I am heartened by what I’ve heard. People care deeply about Pima because it has such a broad and deep connection to the community. They want Pima to be at its best. In that context, I appreciate the apology included in the Message to the Community in the draft Monitoring Report that PCC is preparing for the Higher Learning Commission. We need to own the fact that we didn’t live up to our ideals. We need to acknowledge that the wheels on the bus came off before we begin making substantive improvements to our processes.

I also have been heartened that many community members are hopeful the College will successfully emerge from probation. Granted, theirs is a cautious optimism, and is tinged with healthy skepticism. But many people realize PCC takes the probation sanction very seriously, and has put in place an effective process, led by Provost and Executive Vice Chancellor Jerry Migler, that will allow us to reflect, learn from our mistakes and improve our service to the community.

The College’s decision to reaffirm its open-admissions policy is a strong first step in that direction. The Governing Board, at a Special Meeting June 25, supported a resolution removing language from Standard Practice Guide 3501/AA in order to make permanent an earlier one-year suspension of minimum-level scoring on assessment examinations. The reality is that open access historically has been the reason for the existence of community colleges. The College shouldn’t turn someone away any more than a hospital should.

I have also heard widespread agreement that PCC has a crucial role to play in the economic development of our region. Many jobs of the future will be concentrated in industries that make and service new products. These jobs will not necessarily require a bachelor’s or advanced degree but can be the backbone of a prosperous, stable community. PCC is perfectly positioned to teach machinists, mechanics and other workers – many of whom will require sub-baccalaureate scientific, technical and engineering training — to meet new opportunities in the rapidly evolving global economy. I look forward to collaborating with the business community so that the College can continue to provide the best equipment and expertise to its students.

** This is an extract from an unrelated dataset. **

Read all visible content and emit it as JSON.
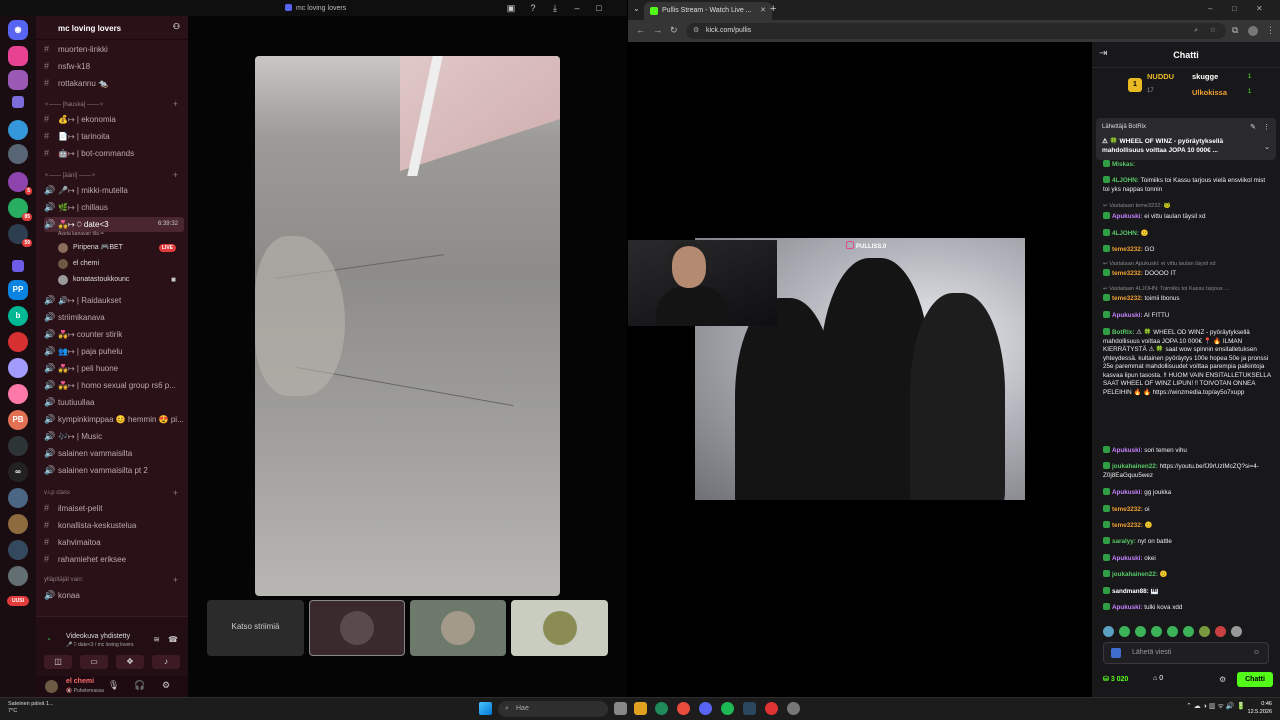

I am committed to listening to the College’s stakeholders, the students, employees, and community members whom I am proud to serve.